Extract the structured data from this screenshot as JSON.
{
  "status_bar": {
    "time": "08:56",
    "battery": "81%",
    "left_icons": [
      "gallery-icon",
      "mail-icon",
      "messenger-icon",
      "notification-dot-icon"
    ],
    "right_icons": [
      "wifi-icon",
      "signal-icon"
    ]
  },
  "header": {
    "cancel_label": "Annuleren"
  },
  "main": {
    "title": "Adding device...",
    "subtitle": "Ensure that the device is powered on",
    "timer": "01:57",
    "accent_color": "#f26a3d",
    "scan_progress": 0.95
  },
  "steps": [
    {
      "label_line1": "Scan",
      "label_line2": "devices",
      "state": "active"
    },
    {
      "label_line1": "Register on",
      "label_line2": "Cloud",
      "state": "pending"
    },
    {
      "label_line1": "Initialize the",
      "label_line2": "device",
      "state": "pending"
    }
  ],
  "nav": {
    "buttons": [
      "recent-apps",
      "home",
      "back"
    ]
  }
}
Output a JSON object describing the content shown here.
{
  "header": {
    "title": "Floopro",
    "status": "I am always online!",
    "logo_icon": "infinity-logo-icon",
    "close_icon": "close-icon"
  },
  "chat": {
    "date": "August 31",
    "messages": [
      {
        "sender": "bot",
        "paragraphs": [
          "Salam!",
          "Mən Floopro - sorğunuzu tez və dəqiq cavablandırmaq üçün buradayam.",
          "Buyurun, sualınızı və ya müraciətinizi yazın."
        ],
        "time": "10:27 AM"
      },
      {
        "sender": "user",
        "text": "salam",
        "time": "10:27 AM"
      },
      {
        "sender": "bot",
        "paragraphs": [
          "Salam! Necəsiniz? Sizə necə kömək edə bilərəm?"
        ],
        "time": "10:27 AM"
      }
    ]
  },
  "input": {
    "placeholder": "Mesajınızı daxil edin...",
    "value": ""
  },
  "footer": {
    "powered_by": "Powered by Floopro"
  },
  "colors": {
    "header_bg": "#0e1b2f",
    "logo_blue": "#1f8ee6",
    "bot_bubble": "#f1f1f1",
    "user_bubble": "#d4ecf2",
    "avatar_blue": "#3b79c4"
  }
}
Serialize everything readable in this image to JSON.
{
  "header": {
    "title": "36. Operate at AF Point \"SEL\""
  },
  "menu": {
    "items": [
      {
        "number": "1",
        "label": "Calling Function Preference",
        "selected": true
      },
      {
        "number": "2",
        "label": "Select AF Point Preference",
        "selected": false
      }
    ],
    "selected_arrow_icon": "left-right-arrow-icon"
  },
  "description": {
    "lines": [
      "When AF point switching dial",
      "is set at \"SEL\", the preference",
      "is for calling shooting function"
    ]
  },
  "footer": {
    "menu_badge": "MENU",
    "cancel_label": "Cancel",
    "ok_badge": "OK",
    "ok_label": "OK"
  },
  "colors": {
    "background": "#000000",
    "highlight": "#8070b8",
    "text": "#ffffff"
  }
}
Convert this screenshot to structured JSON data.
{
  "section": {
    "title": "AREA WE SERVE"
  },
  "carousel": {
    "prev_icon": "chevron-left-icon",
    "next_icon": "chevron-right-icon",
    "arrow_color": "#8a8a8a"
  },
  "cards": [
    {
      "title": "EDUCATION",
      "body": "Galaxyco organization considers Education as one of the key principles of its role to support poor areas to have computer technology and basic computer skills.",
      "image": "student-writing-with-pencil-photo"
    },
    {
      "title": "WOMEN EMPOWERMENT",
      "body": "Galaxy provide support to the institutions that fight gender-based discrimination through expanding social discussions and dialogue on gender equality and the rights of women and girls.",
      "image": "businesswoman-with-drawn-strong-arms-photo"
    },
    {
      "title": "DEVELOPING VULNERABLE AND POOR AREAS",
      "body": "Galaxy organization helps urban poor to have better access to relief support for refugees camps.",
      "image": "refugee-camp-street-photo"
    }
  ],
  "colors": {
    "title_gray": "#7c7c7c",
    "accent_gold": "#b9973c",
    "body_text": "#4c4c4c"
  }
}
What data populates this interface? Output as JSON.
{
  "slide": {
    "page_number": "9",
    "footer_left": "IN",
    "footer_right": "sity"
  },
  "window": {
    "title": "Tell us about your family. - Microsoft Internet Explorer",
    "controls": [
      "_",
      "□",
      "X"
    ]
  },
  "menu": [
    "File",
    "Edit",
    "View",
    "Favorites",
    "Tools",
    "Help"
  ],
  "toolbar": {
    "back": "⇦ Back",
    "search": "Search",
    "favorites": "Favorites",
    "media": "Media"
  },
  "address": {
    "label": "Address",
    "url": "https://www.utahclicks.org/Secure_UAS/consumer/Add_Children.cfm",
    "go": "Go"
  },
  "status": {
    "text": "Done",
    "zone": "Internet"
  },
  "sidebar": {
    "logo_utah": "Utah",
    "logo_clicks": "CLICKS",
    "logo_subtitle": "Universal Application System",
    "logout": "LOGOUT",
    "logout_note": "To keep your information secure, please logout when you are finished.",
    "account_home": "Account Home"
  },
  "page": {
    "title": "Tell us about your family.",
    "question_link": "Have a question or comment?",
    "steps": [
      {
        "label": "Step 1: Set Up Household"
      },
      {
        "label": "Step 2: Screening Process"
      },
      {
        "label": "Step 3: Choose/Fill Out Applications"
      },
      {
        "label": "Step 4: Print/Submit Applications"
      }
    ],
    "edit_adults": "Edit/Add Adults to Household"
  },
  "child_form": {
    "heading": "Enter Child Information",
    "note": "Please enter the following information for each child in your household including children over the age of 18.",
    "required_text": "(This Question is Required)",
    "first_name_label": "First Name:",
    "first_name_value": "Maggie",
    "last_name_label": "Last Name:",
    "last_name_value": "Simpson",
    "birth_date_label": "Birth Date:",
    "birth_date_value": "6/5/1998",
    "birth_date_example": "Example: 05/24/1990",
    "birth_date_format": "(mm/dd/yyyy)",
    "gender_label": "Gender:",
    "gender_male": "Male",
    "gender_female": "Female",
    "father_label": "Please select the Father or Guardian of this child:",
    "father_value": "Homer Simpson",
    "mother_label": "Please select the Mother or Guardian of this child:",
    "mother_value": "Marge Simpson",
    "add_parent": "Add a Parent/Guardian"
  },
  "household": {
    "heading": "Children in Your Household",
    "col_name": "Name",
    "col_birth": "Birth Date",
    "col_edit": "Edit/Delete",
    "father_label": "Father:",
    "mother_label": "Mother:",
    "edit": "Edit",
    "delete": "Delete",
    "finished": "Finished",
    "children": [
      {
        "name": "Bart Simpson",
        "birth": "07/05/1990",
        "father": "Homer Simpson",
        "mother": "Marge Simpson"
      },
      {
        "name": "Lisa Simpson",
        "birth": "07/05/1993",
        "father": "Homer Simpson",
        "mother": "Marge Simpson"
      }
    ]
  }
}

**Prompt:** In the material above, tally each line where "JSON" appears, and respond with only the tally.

**Written reply:** 5